Anticalcitonin gene-related peptide agents, delivered in monthly or daily doses, can effectively combat migraine with few side effects, according to research published in the Clinical Journal of Pain.
To address the lack of research comparing the relatively new oral anticalcitonin gene-related peptide (CGRP) agent atogepant with injected CGRP monoclonal antibodies (mAbs) in preventing migraine, a research team conducted a network meta-analysis of the efficacy and safety of different doses of atogepant and CGRP mAbs.
The researchers identified 24 articles for analysis to identify all randomized controlled trials (RCTs) published through May 2022 that included patients diagnosed with episodic or chronic migraine who were treated with erenumab, fremanezumab, eptinezumab, galcanezumab, atogepant, or placebo. Outcomes included the reduction in the number of days per month during which patients experienced migraine, the 50% response rate, and the number of adverse events (AEs) they experienced. Risk of bias was assessed by using the Cochrane Collaboration tool, which revealed no substantial publication bias in the analysis.
The researchers found that, although all agents studied were more effective than placebo in preventing migraine to a statistically significant degree, monthly fremanezumab 225 mg, was the most effective in reducing the number of days during which migraine was experienced (standardized mean difference [SMD], -0.49; 95% confidence interval [CI], -0.62, -0.37) and in producing a 50% response rate (relative risk [RR], 2.98; 95% CI 2.16, 4.10). In contrast, monthly erenumab 140 mg, proved the best choice for reducing the number of days during which medication was required for acute migraine (SMD −0.68; 95% CI −0.79, −0.58).
Regarding migraine type, monthly fremanezumab 225 mg, was the most effective anticalcitonin gene-related peptide agent evaluated for episodic migraines, whereas monthly erenumab 140 mg, was best for chronic migraines.
Although eptinezumab is the only intravenous agent with a rapid onset of action, it is considerably less effective than fremanezumab and erenumab in reducing the number of days during which migraine is experienced as well as in achieving a 50% response rate and in reducing the number of days during which medication was required for acute migraine.

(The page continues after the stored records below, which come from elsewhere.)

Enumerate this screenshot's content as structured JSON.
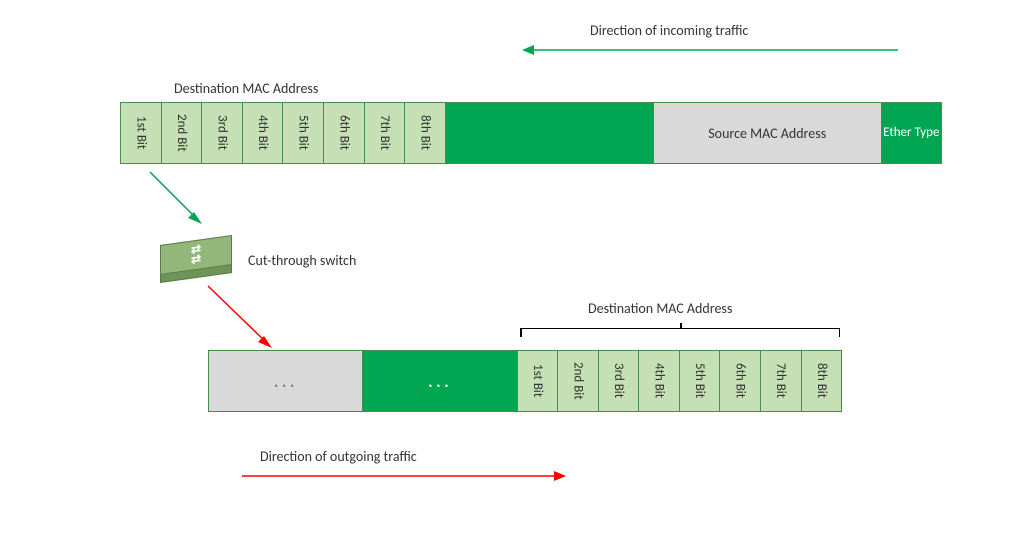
{
  "incoming_direction": "Direction of incoming traffic",
  "outgoing_direction": "Direction of outgoing traffic",
  "dest_mac_label": "Destination MAC Address",
  "dest_mac_label_2": "Destination MAC Address",
  "switch_label": "Cut-through switch",
  "frame_top": {
    "bits": [
      "1st Bit",
      "2nd Bit",
      "3rd Bit",
      "4th Bit",
      "5th Bit",
      "6th Bit",
      "7th Bit",
      "8th Bit"
    ],
    "source_mac": "Source MAC Address",
    "ether_type": "Ether Type"
  },
  "frame_bottom": {
    "leading_gray": "...",
    "leading_green": "...",
    "bits": [
      "1st Bit",
      "2nd Bit",
      "3rd Bit",
      "4th Bit",
      "5th Bit",
      "6th Bit",
      "7th Bit",
      "8th Bit"
    ]
  },
  "colors": {
    "dark_green": "#00a651",
    "light_green": "#c5e0b4",
    "gray": "#d9d9d9",
    "arrow_green": "#00a651",
    "arrow_red": "#ff0000"
  }
}
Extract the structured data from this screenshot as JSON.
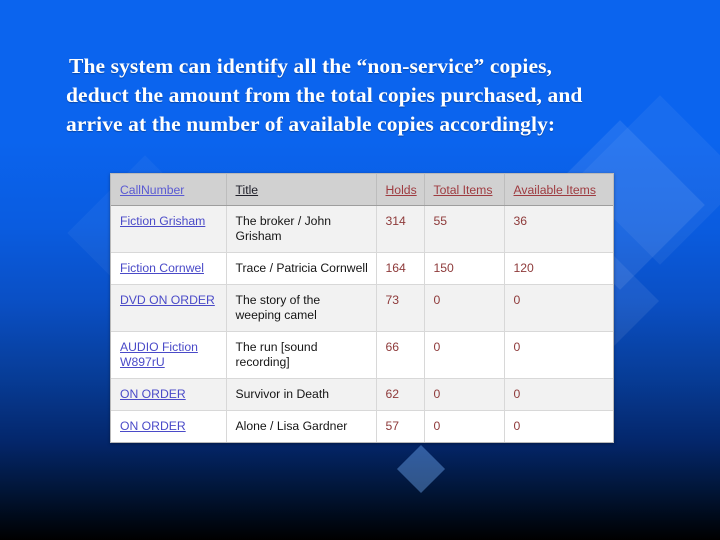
{
  "slide": {
    "heading_lines": [
      "The system can identify all the “non-service” copies,",
      "deduct the amount from the total copies purchased, and",
      "arrive at the number of available copies accordingly:"
    ]
  },
  "table": {
    "headers": [
      {
        "label": "CallNumber",
        "style": "blue"
      },
      {
        "label": "Title ",
        "style": "dark"
      },
      {
        "label": "Holds",
        "style": "red"
      },
      {
        "label": "Total  Items",
        "style": "red"
      },
      {
        "label": "Available  Items",
        "style": "red"
      }
    ],
    "rows": [
      {
        "call_number": "Fiction Grisham",
        "title": "The broker / John Grisham",
        "holds": "314",
        "total_items": "55",
        "available_items": "36"
      },
      {
        "call_number": "Fiction Cornwel",
        "title": "Trace / Patricia Cornwell",
        "holds": "164",
        "total_items": "150",
        "available_items": "120"
      },
      {
        "call_number": "DVD ON ORDER",
        "title": "The story of the weeping camel",
        "holds": "73",
        "total_items": "0",
        "available_items": "0"
      },
      {
        "call_number": "AUDIO Fiction W897rU",
        "title": "The run [sound recording]",
        "holds": "66",
        "total_items": "0",
        "available_items": "0"
      },
      {
        "call_number": "ON ORDER",
        "title": "Survivor in Death",
        "holds": "62",
        "total_items": "0",
        "available_items": "0"
      },
      {
        "call_number": "ON ORDER",
        "title": "Alone / Lisa Gardner",
        "holds": "57",
        "total_items": "0",
        "available_items": "0"
      }
    ]
  },
  "colors": {
    "background_top": "#0b64ee",
    "background_bottom": "#000000",
    "header_fill": "#d1d1d1",
    "link_blue": "#4a4ac8",
    "header_red": "#9e3b40",
    "number_red": "#8e3a3a",
    "row_alt": "#f2f2f2"
  }
}
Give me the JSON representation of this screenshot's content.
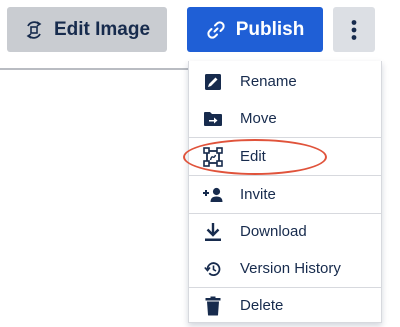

Galcanezumab, 120 mg, had greater efficacy than most anticalcitonin gene-related peptide agents but a significantly higher incidence of AEs than placebo. Moreover, because high-dose galcanezumab increased the incidence of serious AEs, the researchers do not recommend its use.
Although daily atogepant, 60 mg, ranked fourth in its reduction in the number of days during which patients experienced migraine and in the 50% response rate, this agent was safer than its comparators. “There was no signal of hepatotoxicity with atogepant in the RCT trials [sic] we included, and the liver safety profile has no significant difference when compared with placebo,” the researchers explain. As a result, they recommended atogepant as an alternative for migraine prevention in those who cannot tolerate the AEs associated with injected anticalcitonin gene-related peptide agents.
Although no significant difference in the rate of discontinuation owing to adverse events was found between the treatments evaluated and placebo, monthly fremanezumab 225 mg, monthly erenumab 140 mg, and daily atogepant 60 mg, had fewer side effects than the other agents studied.
Limitations of this analysis included potential skewing because of inclusion and exclusion criteria, the brevity of the trials included, and the range of durations of the studies evaluated.
“The results of this study are also anticipated to provide a foundation for evidence-based practice and educate patients, doctors, and guidelines writers on the relative benefits of various migraine preventive drugs,” according to the researchers. “Monthly fremanezumab 225 mg, monthly erenumab 140 mg, and daily atogepant 60 mg, may be effective interventions with acceptable safety.”
Sun W, Cheng H, Xia B, et al. Comparative efficacy and safety of five anti-calcitonin gene-related peptide agents for migraine prevention: a network meta-analysis. Clin J Pain. Published online June 2, 2023. doi:10.1097/AJP.0000000000001136